→ **DATASET EXTRACT**

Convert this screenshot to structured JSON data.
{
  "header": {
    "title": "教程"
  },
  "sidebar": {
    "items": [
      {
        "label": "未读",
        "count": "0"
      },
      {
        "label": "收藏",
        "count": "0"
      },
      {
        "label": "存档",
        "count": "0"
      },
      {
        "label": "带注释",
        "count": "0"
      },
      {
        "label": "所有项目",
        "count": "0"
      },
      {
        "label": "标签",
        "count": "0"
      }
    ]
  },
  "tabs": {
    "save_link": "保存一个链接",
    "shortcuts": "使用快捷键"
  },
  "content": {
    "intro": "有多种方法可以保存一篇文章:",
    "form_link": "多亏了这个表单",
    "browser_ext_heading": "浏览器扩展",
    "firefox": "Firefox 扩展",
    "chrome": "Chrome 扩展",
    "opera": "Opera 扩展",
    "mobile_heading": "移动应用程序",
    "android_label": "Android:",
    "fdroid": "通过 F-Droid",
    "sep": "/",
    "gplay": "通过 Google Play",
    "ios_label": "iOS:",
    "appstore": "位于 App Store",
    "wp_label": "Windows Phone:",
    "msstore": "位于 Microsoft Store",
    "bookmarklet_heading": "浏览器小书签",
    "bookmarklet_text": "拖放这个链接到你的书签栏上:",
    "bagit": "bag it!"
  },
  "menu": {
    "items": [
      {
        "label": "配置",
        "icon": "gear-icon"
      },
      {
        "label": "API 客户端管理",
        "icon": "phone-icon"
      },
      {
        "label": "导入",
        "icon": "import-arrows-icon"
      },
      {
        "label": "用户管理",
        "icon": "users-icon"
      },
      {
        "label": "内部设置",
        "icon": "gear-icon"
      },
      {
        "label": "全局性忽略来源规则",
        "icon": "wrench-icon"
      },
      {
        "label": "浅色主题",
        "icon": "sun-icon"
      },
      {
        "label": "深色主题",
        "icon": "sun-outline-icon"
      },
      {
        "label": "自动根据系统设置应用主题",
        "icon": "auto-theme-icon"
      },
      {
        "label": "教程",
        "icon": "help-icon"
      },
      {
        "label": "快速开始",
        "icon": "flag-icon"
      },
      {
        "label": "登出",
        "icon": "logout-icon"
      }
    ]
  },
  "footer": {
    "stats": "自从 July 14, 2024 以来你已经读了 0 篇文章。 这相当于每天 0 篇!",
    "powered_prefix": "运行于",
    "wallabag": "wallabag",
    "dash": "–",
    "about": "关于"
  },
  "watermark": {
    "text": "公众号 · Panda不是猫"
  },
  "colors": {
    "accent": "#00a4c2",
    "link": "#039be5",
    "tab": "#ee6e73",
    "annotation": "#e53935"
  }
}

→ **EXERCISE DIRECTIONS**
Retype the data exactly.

→ **SOLUTION BELOW**
Convert this screenshot to structured JSON data.
{
  "header": {
    "title": "教程"
  },
  "sidebar": {
    "items": [
      {
        "label": "未读",
        "count": "0"
      },
      {
        "label": "收藏",
        "count": "0"
      },
      {
        "label": "存档",
        "count": "0"
      },
      {
        "label": "带注释",
        "count": "0"
      },
      {
        "label": "所有项目",
        "count": "0"
      },
      {
        "label": "标签",
        "count": "0"
      }
    ]
  },
  "tabs": {
    "save_link": "保存一个链接",
    "shortcuts": "使用快捷键"
  },
  "content": {
    "intro": "有多种方法可以保存一篇文章:",
    "form_link": "多亏了这个表单",
    "browser_ext_heading": "浏览器扩展",
    "firefox": "Firefox 扩展",
    "chrome": "Chrome 扩展",
    "opera": "Opera 扩展",
    "mobile_heading": "移动应用程序",
    "android_label": "Android:",
    "fdroid": "通过 F-Droid",
    "sep": "/",
    "gplay": "通过 Google Play",
    "ios_label": "iOS:",
    "appstore": "位于 App Store",
    "wp_label": "Windows Phone:",
    "msstore": "位于 Microsoft Store",
    "bookmarklet_heading": "浏览器小书签",
    "bookmarklet_text": "拖放这个链接到你的书签栏上:",
    "bagit": "bag it!"
  },
  "menu": {
    "items": [
      {
        "label": "配置",
        "icon": "gear-icon"
      },
      {
        "label": "API 客户端管理",
        "icon": "phone-icon"
      },
      {
        "label": "导入",
        "icon": "import-arrows-icon"
      },
      {
        "label": "用户管理",
        "icon": "users-icon"
      },
      {
        "label": "内部设置",
        "icon": "gear-icon"
      },
      {
        "label": "全局性忽略来源规则",
        "icon": "wrench-icon"
      },
      {
        "label": "浅色主题",
        "icon": "sun-icon"
      },
      {
        "label": "深色主题",
        "icon": "sun-outline-icon"
      },
      {
        "label": "自动根据系统设置应用主题",
        "icon": "auto-theme-icon"
      },
      {
        "label": "教程",
        "icon": "help-icon"
      },
      {
        "label": "快速开始",
        "icon": "flag-icon"
      },
      {
        "label": "登出",
        "icon": "logout-icon"
      }
    ]
  },
  "footer": {
    "stats": "自从 July 14, 2024 以来你已经读了 0 篇文章。 这相当于每天 0 篇!",
    "powered_prefix": "运行于",
    "wallabag": "wallabag",
    "dash": "–",
    "about": "关于"
  },
  "watermark": {
    "text": "公众号 · Panda不是猫"
  },
  "colors": {
    "accent": "#00a4c2",
    "link": "#039be5",
    "tab": "#ee6e73",
    "annotation": "#e53935"
  }
}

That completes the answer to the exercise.